== Provided material ==
════════════════════
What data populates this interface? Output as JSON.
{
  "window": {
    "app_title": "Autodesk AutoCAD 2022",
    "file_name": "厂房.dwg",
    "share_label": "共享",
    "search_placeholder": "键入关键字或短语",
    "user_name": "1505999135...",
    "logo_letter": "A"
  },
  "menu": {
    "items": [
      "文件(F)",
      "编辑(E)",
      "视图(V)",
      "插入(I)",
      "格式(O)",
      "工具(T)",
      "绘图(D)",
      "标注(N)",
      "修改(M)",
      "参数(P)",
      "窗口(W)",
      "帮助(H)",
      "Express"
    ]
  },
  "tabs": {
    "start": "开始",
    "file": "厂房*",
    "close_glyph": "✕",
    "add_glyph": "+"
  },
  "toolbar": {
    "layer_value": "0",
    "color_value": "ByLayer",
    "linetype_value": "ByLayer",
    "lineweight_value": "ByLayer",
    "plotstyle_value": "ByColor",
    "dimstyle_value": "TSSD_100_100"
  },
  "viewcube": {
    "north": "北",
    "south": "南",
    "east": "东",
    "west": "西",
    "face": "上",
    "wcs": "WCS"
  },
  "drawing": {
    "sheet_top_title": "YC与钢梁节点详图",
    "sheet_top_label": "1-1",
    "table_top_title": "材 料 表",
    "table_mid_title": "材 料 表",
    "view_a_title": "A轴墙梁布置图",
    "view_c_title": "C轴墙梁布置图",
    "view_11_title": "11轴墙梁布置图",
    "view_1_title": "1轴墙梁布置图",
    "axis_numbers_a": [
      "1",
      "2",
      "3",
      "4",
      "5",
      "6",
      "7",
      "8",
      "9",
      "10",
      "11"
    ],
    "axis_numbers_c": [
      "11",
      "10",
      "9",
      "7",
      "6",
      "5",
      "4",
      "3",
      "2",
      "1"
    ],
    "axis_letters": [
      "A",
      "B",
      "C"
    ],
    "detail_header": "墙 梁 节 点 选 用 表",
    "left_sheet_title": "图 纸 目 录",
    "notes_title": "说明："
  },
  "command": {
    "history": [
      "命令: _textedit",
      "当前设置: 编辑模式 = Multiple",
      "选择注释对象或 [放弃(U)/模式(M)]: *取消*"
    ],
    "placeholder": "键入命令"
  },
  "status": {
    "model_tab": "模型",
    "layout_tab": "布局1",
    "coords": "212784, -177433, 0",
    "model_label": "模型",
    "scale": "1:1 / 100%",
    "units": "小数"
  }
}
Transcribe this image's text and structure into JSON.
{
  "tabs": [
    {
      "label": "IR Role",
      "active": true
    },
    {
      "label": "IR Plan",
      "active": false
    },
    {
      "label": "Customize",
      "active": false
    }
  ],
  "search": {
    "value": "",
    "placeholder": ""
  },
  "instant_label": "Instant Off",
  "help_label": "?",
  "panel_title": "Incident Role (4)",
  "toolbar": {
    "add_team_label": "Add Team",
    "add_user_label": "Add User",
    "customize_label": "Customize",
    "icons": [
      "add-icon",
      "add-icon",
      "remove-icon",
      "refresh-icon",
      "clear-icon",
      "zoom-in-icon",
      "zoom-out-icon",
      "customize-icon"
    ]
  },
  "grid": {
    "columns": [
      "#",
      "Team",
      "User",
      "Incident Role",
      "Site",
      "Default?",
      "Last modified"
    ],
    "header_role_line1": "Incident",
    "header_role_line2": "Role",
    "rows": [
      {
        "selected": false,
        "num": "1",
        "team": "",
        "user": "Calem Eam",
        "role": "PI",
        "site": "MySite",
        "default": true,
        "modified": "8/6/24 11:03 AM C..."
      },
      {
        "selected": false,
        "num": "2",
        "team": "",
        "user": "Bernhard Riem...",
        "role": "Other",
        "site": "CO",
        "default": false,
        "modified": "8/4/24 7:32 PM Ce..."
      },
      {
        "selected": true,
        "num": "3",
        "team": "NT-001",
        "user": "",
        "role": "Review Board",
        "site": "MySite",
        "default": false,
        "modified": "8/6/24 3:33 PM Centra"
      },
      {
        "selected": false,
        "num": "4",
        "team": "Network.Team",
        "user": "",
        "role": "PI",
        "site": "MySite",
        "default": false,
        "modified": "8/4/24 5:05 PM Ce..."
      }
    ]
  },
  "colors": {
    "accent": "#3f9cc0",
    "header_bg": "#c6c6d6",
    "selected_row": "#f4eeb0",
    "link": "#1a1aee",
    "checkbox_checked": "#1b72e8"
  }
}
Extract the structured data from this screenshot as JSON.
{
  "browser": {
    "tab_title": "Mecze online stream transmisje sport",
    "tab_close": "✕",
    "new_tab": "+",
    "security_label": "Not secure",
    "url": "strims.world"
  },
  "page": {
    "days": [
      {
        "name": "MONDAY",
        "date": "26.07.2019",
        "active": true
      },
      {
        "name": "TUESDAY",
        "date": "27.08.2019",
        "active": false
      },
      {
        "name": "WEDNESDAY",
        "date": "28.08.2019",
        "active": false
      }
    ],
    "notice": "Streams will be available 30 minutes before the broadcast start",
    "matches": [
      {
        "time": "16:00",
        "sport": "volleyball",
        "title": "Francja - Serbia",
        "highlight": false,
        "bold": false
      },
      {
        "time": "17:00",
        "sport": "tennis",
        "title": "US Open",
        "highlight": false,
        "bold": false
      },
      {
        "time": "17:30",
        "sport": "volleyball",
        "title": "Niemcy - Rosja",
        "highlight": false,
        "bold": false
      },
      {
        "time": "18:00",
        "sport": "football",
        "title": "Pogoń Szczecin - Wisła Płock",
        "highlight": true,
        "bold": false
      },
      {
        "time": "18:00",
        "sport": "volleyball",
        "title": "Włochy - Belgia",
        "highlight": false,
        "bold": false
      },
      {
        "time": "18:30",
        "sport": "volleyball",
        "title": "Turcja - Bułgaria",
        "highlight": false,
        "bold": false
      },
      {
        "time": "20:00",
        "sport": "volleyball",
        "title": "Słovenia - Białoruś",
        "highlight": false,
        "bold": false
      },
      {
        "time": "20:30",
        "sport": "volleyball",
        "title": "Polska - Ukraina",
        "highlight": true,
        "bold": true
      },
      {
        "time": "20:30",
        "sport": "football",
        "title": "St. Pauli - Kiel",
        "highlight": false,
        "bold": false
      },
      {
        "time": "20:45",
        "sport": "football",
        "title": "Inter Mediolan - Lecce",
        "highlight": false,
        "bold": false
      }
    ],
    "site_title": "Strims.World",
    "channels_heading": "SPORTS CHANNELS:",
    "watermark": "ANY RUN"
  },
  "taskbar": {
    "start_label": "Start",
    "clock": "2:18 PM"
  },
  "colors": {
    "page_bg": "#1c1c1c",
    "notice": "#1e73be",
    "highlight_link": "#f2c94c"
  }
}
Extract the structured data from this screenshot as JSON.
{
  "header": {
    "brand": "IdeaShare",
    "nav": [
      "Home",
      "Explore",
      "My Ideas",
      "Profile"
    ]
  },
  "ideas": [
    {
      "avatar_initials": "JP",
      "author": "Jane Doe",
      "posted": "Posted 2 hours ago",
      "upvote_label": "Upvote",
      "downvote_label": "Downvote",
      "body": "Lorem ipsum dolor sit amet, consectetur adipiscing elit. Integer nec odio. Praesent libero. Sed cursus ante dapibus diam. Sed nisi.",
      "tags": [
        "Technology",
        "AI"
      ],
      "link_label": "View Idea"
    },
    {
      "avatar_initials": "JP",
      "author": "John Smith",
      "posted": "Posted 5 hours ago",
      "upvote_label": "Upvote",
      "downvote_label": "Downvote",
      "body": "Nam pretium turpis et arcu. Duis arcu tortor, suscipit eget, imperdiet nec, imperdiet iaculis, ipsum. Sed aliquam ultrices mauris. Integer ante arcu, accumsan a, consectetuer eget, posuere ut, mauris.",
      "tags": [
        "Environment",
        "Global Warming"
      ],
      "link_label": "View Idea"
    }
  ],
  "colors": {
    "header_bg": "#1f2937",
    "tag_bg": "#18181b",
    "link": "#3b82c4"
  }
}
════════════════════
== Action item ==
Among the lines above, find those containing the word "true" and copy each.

== Output for this exercise ==
      "active": true
        "default": true,
        "selected": true,
        "active": true
        "highlight": true,
        "highlight": true,
        "bold": true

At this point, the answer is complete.